- Found: as volume goes up, pressure goes down
- Product of pressure and volume of a gas is a constant if temperature does not change

- As an equation: PV=constant
- http://www.grc.nasa.gov/WWW/K-12/airplane/Animation/frglab.html

- More commonly, we compare pressure and volume of the same gas
- Since PV is constant, we can say:
- P1V1 = P2V2 for any gas

- To see this in action, let’s do Math Skills Activity p 505!

- A balloon has a volume of 10.0 L at a pressure of 101 kPa. What will the balloon’s new volume be if the pressure changes to 43 kPa?
- What we know:
- P1 = 101 kPa
- V1 = 10.0 L
- P2 = 43 kPa
- V2 = ?

- What equation?
- P1V1 = P2V2
- So V2 = P1V1
P2

- Put in the values!
- V2 = (101 kPa)(10.0L)
(43 kPa)

- V2 = (101 kPa)(10.0L)
- Do the math!
- V2 = 23.488 L

- Check units and math!

- A volume of helium occupies 11.0 L at 98.0 kPa. What is the new volume if the pressure increases to 101.0 kPa?
- What do we know?
- P1 = 98.0 kPa
- V1 = 11.0 L
- P2 = 101.0 kPa
- V2 = ?
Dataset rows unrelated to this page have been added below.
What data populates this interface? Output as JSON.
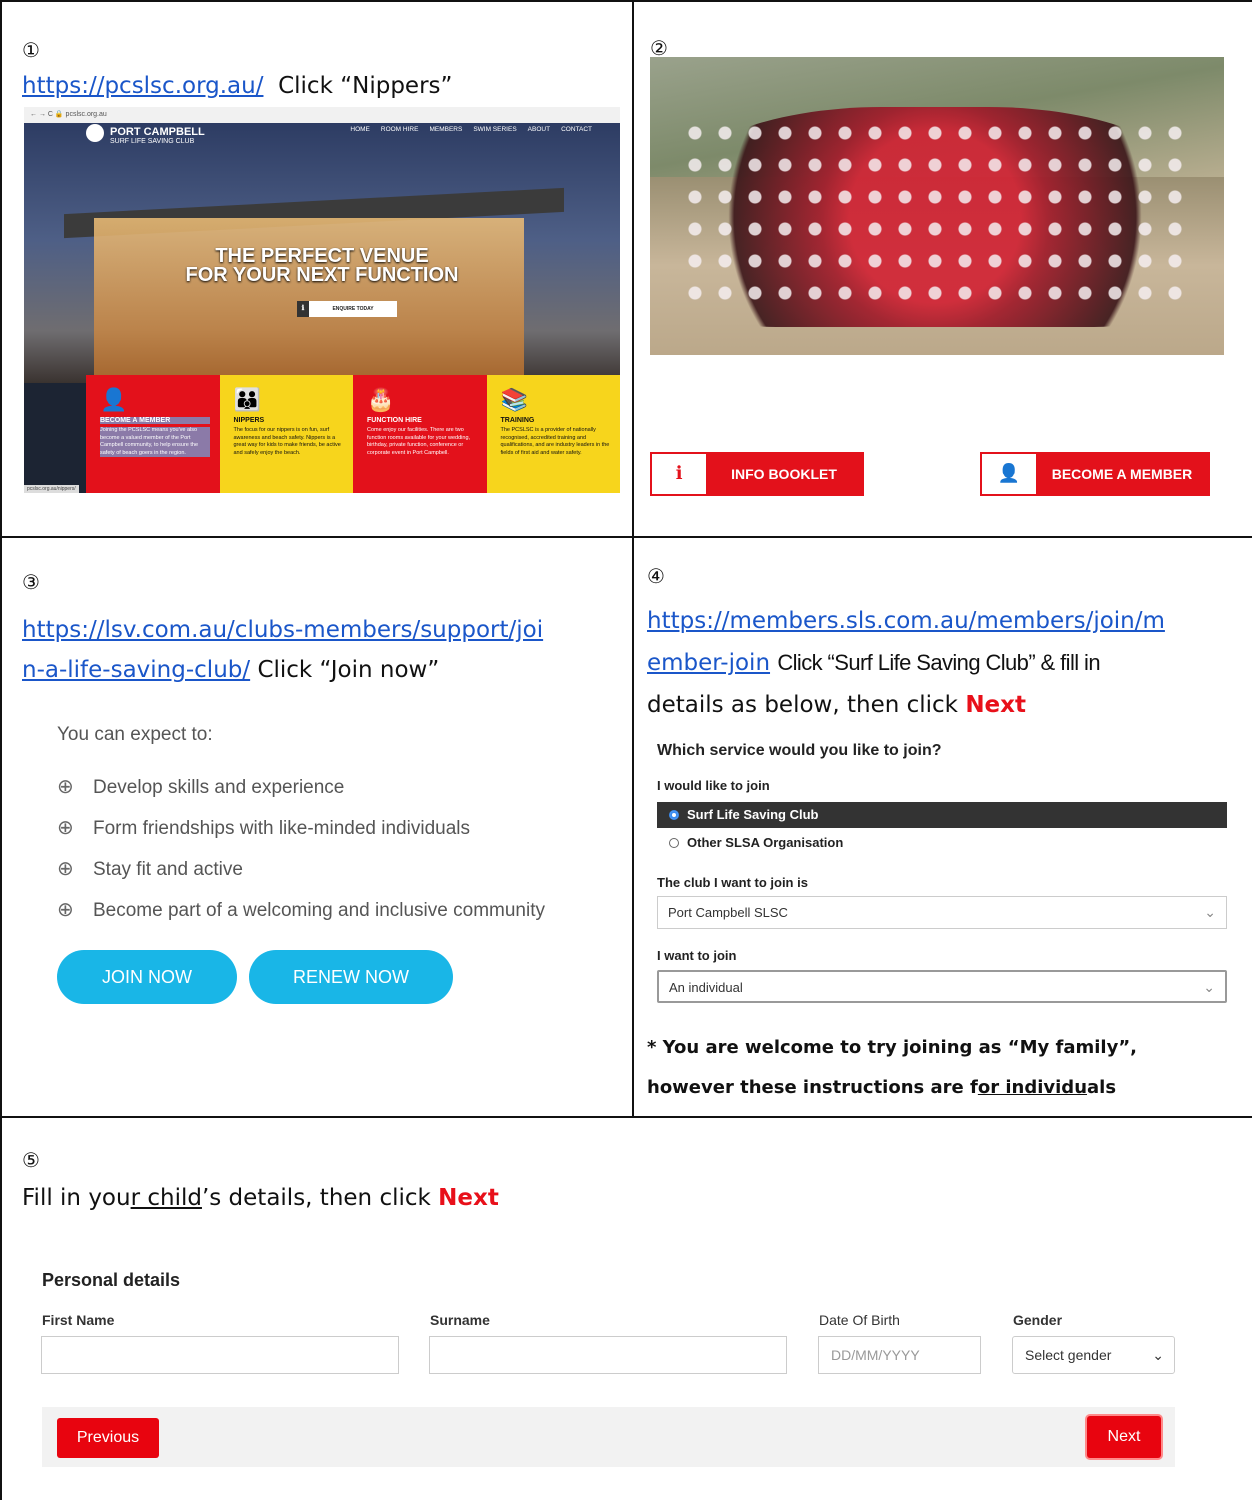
{
  "panel1": {
    "num": "①",
    "url": "https://pcslsc.org.au/",
    "action": "Click “Nippers”",
    "screenshot": {
      "address": "← → C  🔒 pcslsc.org.au",
      "logo_title": "PORT CAMPBELL",
      "logo_sub": "SURF LIFE SAVING CLUB",
      "nav": [
        "HOME",
        "ROOM HIRE",
        "MEMBERS",
        "SWIM SERIES",
        "ABOUT",
        "CONTACT"
      ],
      "hero_line1": "THE PERFECT VENUE",
      "hero_line2": "FOR YOUR NEXT FUNCTION",
      "enquire": "ENQUIRE TODAY",
      "status_url": "pcslsc.org.au/nippers/",
      "tiles": [
        {
          "title": "BECOME A MEMBER",
          "text": "Joining the PCSLSC means you've also become a valued member of the Port Campbell community, to help ensure the safety of beach goers in the region.",
          "icon": "add-user-icon"
        },
        {
          "title": "NIPPERS",
          "text": "The focus for our nippers is on fun, surf awareness and beach safety. Nippers is a great way for kids to make friends, be active and safely enjoy the beach.",
          "icon": "group-icon"
        },
        {
          "title": "FUNCTION HIRE",
          "text": "Come enjoy our facilities. There are two function rooms available for your wedding, birthday, private function, conference or corporate event in Port Campbell.",
          "icon": "cake-icon"
        },
        {
          "title": "TRAINING",
          "text": "The PCSLSC is a provider of nationally recognised, accredited training and qualifications, and are industry leaders in the fields of first aid and water safety.",
          "icon": "books-icon"
        }
      ]
    }
  },
  "panel2": {
    "num": "②",
    "info_button": "INFO BOOKLET",
    "member_button": "BECOME A MEMBER"
  },
  "panel3": {
    "num": "③",
    "url_line1": "https://lsv.com.au/clubs-members/support/joi",
    "url_line2": "n-a-life-saving-club/",
    "action": "Click “Join now”",
    "expect": "You can expect to:",
    "bullets": [
      "Develop skills and experience",
      "Form friendships with like-minded individuals",
      "Stay fit and active",
      "Become part of a welcoming and inclusive community"
    ],
    "join": "JOIN NOW",
    "renew": "RENEW NOW"
  },
  "panel4": {
    "num": "④",
    "url_line1": "https://members.sls.com.au/members/join/m",
    "url_line2": "ember-join",
    "action_a": "Click “Surf Life Saving Club” & fill in",
    "action_b": "details as below, then click",
    "next_word": "Next",
    "question": "Which service would you like to join?",
    "join_label": "I would like to join",
    "option_selected": "Surf Life Saving Club",
    "option_other": "Other SLSA Organisation",
    "club_label": "The club I want to join is",
    "club_value": "Port Campbell SLSC",
    "want_label": "I want to join",
    "want_value": "An individual",
    "note_line1": "* You are welcome to try joining as “My family”,",
    "note_line2a": "however these instructions are f",
    "note_line2b": "or individu",
    "note_line2c": "als"
  },
  "panel5": {
    "num": "⑤",
    "text_a": "Fill in you",
    "text_b": "r child",
    "text_c": "’s details, then click",
    "next_word": "Next",
    "heading": "Personal details",
    "first_name": "First Name",
    "surname": "Surname",
    "dob": "Date Of Birth",
    "dob_placeholder": "DD/MM/YYYY",
    "gender": "Gender",
    "gender_value": "Select gender",
    "previous": "Previous",
    "next": "Next"
  },
  "colors": {
    "brand_red": "#e3111b",
    "brand_yellow": "#f7d51c",
    "pill_blue": "#19b6e7",
    "link_blue": "#1a56c9"
  }
}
- What equation?
- P1V1 = P2V2
- So V2 = P1V1
P2

- Put in the numbers!
- V2 = (98.0 kPa)(11.0 L)
(101.0 kPa)

- V2 = (98.0 kPa)(11.0 L)
- Do the math!
- V2 = 10.67 L

- Check your math and units.

- Jaques Charles (1746-1823)
- Studied relationship of temperature and volume with constant pressure
- As temperature goes up, volume increases
- Volume/Temperature is a constant
- As an equation: K = V/T
- This relationship is the basis for the Kelvin temperature scale

- More commonly, we compare one situation to another for a gas
- V1 = V2 With constant pressure
T1T2

Temperatures must be used in Kelvins!

- If a balloon has a volume of 2.0 L at 25oC, what is the volume of the balloon at 3oC?
- What do we know?
- T1 = 25oC = 298 K
- V1 = 2.0 L
- T2 = 3oC = 276 K
- V2 = ?

- What equation?
- V1 = V2
T1 T2

So V2 = V1T2

T1

- V1 = V2
- Put in the numbers! Remember, temperature must be in Kelvins!
- V2 = (2.0L)(276 K)
(298 K)

- V2 = (2.0L)(276 K)
- Solve!
- V2 = 1.85 L

- Check for math and units.

- Earth’s atmosphere divided into 5 layers

- Exosphere: outer layer
- Thermosphere
- Mesosphere
- Stratosphere
- Troposphere: layer we live in!

- Very thin outer portion of atmosphere
- Negligible pressure

- Extends from about 90 km to about 500 km above Earth
- Very low pressure
- Very high temperatures (1000oC) in upper regions
- Gases here broken into atoms by energy from sun
- Much of X-ray and UV radiation absorbed here
- Aurora occurs in this layer

- About 50 to 85 km above Earth’s surface
- Temperatures get very cold (-25oC to -90oC)
- Air is mixed by currents
- Most meteors burn up in this layer

- Altitude of the bottom of this layer varies with latitude and season
- 16 km at equator
- 8 km at poles

- Ozone heats this layer as it absorbs UV from sun
- Very few clouds, very dry air

- Layer we live in!
- From surface up to 7 to 20 km altitude
- Almost all weather occurs in this layer
- Almost all dust particles and water vapor in this layer
- This layer heated from below, so warmer at lower altitudes than higher